[Exercise data]
----------

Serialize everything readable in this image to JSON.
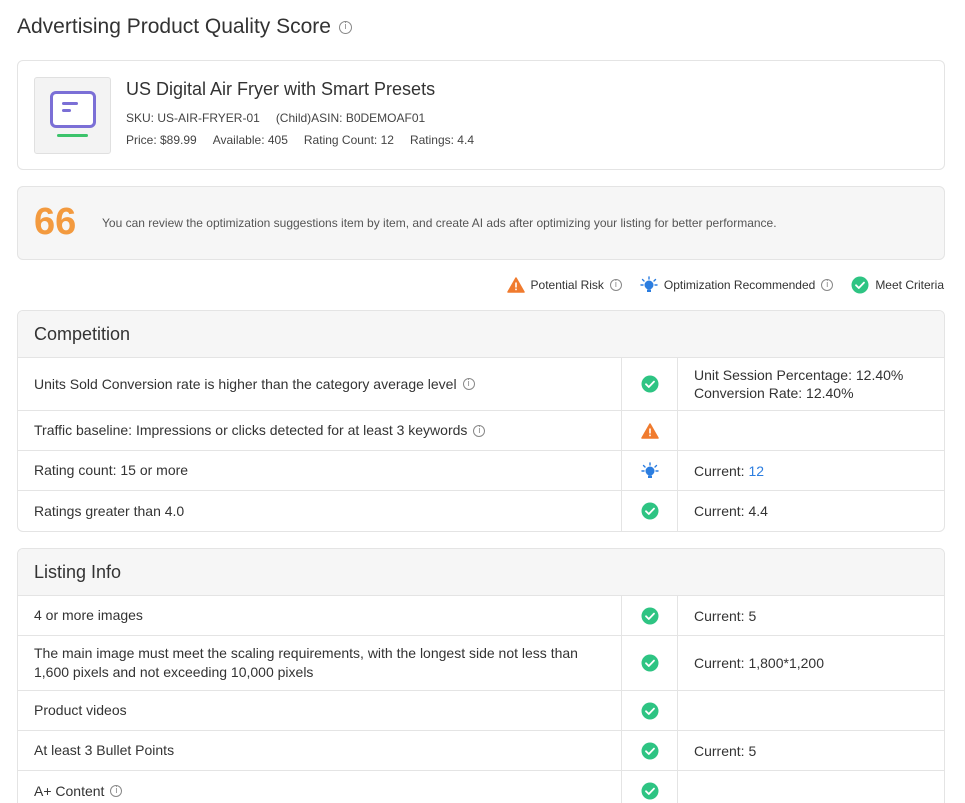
{
  "page": {
    "title": "Advertising Product Quality Score"
  },
  "product": {
    "name": "US Digital Air Fryer with Smart Presets",
    "sku": "SKU: US-AIR-FRYER-01",
    "asin": "(Child)ASIN: B0DEMOAF01",
    "price": "Price: $89.99",
    "available": "Available: 405",
    "rating_count": "Rating Count: 12",
    "ratings": "Ratings: 4.4"
  },
  "score": {
    "value": "66",
    "message": "You can review the optimization suggestions item by item, and create AI ads after optimizing your listing for better performance."
  },
  "legend": {
    "risk": "Potential Risk",
    "optimize": "Optimization Recommended",
    "meet": "Meet Criteria"
  },
  "colors": {
    "risk": "#f07b2e",
    "optimize": "#2b7de0",
    "meet": "#2ec483",
    "score": "#f39a3f"
  },
  "competition": {
    "title": "Competition",
    "rows": [
      {
        "desc": "Units Sold Conversion rate is higher than the category average level",
        "status": "meet",
        "value1": "Unit Session Percentage: 12.40%",
        "value2": "Conversion Rate: 12.40%"
      },
      {
        "desc": "Traffic baseline: Impressions or clicks detected for at least 3 keywords",
        "status": "risk"
      },
      {
        "desc": "Rating count: 15 or more",
        "status": "optimize",
        "value_prefix": "Current: ",
        "value_link": "12"
      },
      {
        "desc": "Ratings greater than 4.0",
        "status": "meet",
        "value1": "Current: 4.4"
      }
    ]
  },
  "listing": {
    "title": "Listing Info",
    "rows": [
      {
        "desc": "4 or more images",
        "status": "meet",
        "value1": "Current: 5"
      },
      {
        "desc": "The main image must meet the scaling requirements, with the longest side not less than 1,600 pixels and not exceeding 10,000 pixels",
        "status": "meet",
        "value1": "Current: 1,800*1,200"
      },
      {
        "desc": "Product videos",
        "status": "meet"
      },
      {
        "desc": "At least 3 Bullet Points",
        "status": "meet",
        "value1": "Current: 5"
      },
      {
        "desc": "A+ Content",
        "status": "meet"
      }
    ]
  }
}
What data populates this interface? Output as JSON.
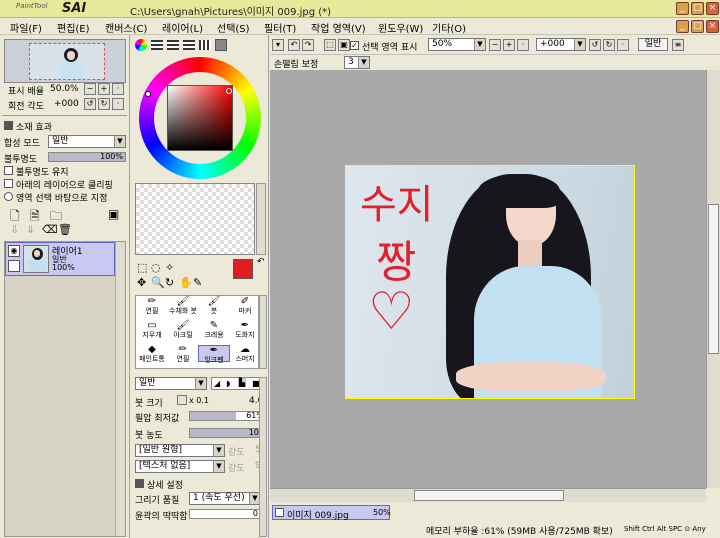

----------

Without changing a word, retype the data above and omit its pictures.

Serialize everything readable in this image to JSON.
{
  "page": {
    "title": "Advertising Product Quality Score"
  },
  "product": {
    "name": "US Digital Air Fryer with Smart Presets",
    "sku": "SKU: US-AIR-FRYER-01",
    "asin": "(Child)ASIN: B0DEMOAF01",
    "price": "Price: $89.99",
    "available": "Available: 405",
    "rating_count": "Rating Count: 12",
    "ratings": "Ratings: 4.4"
  },
  "score": {
    "value": "66",
    "message": "You can review the optimization suggestions item by item, and create AI ads after optimizing your listing for better performance."
  },
  "legend": {
    "risk": "Potential Risk",
    "optimize": "Optimization Recommended",
    "meet": "Meet Criteria"
  },
  "colors": {
    "risk": "#f07b2e",
    "optimize": "#2b7de0",
    "meet": "#2ec483",
    "score": "#f39a3f"
  },
  "competition": {
    "title": "Competition",
    "rows": [
      {
        "desc": "Units Sold Conversion rate is higher than the category average level",
        "status": "meet",
        "value1": "Unit Session Percentage: 12.40%",
        "value2": "Conversion Rate: 12.40%"
      },
      {
        "desc": "Traffic baseline: Impressions or clicks detected for at least 3 keywords",
        "status": "risk"
      },
      {
        "desc": "Rating count: 15 or more",
        "status": "optimize",
        "value_prefix": "Current: ",
        "value_link": "12"
      },
      {
        "desc": "Ratings greater than 4.0",
        "status": "meet",
        "value1": "Current: 4.4"
      }
    ]
  },
  "listing": {
    "title": "Listing Info",
    "rows": [
      {
        "desc": "4 or more images",
        "status": "meet",
        "value1": "Current: 5"
      },
      {
        "desc": "The main image must meet the scaling requirements, with the longest side not less than 1,600 pixels and not exceeding 10,000 pixels",
        "status": "meet",
        "value1": "Current: 1,800*1,200"
      },
      {
        "desc": "Product videos",
        "status": "meet"
      },
      {
        "desc": "At least 3 Bullet Points",
        "status": "meet",
        "value1": "Current: 5"
      },
      {
        "desc": "A+ Content",
        "status": "meet"
      }
    ]
  }
}
What data populates this interface? Output as JSON.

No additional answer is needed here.